"""
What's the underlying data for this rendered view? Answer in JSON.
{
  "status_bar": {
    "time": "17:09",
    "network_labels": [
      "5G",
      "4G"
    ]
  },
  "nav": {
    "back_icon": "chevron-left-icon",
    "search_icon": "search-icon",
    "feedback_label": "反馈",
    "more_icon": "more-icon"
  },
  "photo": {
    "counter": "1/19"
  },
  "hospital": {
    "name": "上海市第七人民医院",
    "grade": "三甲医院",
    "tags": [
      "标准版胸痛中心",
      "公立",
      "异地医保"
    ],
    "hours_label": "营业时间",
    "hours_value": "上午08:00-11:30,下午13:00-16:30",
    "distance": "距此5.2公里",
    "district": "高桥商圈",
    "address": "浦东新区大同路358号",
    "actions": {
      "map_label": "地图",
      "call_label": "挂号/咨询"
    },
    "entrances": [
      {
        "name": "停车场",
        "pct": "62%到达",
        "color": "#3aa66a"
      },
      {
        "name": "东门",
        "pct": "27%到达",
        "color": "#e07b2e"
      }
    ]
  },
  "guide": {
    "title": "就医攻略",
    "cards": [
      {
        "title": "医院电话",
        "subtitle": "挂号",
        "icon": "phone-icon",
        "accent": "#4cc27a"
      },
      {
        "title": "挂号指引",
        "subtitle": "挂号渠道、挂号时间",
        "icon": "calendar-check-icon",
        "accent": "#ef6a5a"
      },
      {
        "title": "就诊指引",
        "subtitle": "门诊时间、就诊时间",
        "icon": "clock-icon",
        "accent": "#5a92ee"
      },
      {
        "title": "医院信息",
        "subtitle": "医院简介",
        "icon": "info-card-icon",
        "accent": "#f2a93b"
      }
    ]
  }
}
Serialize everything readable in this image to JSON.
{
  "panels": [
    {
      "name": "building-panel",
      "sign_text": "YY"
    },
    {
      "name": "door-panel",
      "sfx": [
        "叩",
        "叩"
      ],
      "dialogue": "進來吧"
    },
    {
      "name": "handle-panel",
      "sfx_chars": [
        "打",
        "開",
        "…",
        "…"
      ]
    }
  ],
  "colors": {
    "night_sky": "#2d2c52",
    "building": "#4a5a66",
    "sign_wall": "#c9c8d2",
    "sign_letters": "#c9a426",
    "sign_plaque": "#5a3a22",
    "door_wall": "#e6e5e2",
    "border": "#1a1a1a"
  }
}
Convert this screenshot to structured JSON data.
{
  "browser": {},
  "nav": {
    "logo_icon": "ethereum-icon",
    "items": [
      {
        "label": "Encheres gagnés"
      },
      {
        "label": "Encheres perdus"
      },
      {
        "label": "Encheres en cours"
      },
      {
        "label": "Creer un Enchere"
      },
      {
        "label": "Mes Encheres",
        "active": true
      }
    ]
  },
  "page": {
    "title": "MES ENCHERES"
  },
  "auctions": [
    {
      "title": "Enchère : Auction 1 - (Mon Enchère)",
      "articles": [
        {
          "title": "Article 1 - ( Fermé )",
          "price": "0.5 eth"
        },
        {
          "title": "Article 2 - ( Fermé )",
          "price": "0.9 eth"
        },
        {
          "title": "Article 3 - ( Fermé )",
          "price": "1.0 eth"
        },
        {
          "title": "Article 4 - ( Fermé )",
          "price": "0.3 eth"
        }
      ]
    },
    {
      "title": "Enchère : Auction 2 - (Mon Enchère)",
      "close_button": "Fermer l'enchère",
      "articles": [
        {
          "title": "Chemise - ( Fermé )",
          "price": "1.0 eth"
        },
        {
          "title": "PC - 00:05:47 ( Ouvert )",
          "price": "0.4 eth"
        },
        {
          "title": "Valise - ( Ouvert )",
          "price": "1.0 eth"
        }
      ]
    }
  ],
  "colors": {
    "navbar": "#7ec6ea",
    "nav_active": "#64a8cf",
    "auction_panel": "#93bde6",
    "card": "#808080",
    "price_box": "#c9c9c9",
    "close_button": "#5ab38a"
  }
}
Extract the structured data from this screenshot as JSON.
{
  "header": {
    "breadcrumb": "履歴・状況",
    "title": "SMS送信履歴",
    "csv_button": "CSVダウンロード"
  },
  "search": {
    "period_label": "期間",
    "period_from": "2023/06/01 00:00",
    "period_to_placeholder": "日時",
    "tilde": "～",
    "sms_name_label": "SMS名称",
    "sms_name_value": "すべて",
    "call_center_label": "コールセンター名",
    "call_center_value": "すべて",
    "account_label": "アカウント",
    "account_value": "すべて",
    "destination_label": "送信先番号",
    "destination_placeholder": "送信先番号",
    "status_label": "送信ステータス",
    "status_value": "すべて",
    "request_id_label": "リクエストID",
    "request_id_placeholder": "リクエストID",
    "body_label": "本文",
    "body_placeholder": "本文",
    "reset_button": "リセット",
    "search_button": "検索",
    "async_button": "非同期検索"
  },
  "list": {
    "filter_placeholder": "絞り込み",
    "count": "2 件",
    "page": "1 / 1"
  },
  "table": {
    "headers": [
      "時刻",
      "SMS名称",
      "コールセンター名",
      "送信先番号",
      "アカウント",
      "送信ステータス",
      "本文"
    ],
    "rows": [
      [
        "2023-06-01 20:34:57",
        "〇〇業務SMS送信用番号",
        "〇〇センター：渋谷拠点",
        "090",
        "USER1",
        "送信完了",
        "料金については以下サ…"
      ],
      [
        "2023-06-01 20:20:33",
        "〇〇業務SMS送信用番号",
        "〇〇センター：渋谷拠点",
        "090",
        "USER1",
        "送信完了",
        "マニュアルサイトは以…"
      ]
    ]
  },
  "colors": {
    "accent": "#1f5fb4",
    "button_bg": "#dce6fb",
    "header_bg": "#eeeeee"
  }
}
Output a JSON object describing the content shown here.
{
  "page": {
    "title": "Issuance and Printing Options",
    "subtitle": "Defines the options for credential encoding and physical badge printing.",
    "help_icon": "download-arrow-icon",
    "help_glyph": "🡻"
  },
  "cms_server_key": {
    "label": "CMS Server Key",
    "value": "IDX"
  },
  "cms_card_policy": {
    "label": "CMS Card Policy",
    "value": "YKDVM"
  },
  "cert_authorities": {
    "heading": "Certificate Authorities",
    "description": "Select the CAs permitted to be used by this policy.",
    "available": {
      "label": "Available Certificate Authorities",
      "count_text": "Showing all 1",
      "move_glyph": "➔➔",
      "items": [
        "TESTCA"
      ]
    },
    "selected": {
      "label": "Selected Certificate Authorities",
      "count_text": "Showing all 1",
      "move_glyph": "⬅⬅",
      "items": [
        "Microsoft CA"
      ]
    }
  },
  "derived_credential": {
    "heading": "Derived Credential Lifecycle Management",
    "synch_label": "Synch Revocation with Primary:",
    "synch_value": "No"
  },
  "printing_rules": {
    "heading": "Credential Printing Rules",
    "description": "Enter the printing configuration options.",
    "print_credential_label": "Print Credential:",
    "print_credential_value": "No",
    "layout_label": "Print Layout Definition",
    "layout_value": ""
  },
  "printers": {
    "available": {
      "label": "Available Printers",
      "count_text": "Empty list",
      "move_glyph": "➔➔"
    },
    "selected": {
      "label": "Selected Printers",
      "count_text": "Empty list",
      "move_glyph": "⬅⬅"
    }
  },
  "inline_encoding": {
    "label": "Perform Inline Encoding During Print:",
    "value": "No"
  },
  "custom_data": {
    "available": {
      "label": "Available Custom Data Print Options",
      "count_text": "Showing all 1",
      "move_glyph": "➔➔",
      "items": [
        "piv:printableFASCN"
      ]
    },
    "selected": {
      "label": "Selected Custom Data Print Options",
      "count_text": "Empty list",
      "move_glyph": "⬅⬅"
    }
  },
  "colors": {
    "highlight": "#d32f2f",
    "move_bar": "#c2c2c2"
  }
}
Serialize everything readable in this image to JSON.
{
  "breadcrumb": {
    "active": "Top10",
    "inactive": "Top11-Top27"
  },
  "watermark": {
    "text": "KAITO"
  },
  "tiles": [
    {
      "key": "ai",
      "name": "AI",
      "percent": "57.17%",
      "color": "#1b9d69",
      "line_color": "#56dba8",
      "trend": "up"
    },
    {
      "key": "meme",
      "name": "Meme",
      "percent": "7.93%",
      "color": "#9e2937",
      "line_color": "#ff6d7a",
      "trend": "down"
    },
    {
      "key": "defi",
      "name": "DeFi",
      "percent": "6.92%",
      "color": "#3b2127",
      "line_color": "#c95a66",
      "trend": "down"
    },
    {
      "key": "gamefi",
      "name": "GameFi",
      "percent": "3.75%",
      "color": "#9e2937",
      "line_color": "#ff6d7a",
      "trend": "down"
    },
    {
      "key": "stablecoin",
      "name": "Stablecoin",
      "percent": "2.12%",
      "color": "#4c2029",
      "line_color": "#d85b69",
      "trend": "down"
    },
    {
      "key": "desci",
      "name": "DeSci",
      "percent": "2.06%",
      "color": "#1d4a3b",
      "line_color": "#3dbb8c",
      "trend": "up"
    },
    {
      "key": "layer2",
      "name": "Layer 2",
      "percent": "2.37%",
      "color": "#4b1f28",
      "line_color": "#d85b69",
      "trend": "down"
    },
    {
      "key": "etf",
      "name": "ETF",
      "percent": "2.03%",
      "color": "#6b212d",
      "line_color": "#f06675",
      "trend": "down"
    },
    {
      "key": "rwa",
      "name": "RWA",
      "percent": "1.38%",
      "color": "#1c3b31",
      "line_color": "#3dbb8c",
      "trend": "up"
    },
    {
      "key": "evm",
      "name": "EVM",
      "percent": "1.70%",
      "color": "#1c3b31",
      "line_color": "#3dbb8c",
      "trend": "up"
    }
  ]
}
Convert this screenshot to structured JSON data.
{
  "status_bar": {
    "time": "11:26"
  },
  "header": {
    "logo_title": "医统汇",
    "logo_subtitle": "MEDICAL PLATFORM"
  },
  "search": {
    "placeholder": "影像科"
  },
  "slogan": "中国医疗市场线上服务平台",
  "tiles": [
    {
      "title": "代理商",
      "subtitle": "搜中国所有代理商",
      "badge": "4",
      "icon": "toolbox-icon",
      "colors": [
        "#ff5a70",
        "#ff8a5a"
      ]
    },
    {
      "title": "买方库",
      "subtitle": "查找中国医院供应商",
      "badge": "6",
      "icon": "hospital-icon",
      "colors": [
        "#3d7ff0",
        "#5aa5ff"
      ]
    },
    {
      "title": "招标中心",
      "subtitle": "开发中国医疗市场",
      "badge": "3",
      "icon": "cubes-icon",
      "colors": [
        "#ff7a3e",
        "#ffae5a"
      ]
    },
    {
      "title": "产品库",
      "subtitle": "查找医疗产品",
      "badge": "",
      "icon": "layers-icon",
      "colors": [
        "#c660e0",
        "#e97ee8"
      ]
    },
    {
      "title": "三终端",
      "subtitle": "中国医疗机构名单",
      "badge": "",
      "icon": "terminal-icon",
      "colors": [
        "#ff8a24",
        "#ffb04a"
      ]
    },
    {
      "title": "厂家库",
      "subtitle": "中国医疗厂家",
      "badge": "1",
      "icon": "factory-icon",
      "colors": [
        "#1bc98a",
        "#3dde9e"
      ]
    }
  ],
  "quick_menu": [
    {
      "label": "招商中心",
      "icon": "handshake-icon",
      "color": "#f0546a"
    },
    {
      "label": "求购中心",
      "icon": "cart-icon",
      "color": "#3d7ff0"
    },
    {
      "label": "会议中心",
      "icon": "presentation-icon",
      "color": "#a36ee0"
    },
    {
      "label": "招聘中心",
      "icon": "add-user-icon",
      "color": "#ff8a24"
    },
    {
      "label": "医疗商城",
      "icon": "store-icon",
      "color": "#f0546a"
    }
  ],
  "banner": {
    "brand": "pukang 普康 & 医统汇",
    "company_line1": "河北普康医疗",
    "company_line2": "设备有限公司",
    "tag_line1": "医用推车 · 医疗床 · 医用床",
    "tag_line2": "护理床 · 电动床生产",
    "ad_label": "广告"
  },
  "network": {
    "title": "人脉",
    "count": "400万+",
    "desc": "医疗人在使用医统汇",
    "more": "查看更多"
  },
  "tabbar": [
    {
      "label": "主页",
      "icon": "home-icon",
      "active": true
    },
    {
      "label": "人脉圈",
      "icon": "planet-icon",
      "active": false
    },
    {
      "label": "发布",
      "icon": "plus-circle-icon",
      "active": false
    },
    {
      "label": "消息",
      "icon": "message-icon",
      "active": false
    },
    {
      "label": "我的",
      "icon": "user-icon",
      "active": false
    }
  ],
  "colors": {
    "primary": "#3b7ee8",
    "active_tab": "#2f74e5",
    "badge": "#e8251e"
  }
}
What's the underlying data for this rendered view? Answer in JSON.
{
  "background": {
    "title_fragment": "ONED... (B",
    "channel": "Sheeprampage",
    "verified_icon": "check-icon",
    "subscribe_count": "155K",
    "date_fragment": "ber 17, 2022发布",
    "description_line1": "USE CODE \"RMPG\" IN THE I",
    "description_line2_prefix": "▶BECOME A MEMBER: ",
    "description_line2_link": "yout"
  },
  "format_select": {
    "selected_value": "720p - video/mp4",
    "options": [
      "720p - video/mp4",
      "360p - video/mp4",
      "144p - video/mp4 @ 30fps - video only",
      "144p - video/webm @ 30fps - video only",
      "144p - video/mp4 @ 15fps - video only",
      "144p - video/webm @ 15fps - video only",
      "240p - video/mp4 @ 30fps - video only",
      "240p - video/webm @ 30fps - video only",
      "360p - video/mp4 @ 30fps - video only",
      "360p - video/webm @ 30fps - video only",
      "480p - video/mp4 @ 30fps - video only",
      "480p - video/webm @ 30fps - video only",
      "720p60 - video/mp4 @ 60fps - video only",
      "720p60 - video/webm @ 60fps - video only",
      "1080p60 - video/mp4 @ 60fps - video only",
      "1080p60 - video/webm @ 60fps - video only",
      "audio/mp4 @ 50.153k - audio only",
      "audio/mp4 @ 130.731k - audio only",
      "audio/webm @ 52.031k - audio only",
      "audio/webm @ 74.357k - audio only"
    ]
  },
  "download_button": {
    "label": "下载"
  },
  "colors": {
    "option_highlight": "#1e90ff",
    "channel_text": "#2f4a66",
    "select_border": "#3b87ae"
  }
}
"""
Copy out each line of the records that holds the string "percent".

YOUR RESPONSE ::
      "percent": "57.17%",
      "percent": "7.93%",
      "percent": "6.92%",
      "percent": "3.75%",
      "percent": "2.12%",
      "percent": "2.06%",
      "percent": "2.37%",
      "percent": "2.03%",
      "percent": "1.38%",
      "percent": "1.70%",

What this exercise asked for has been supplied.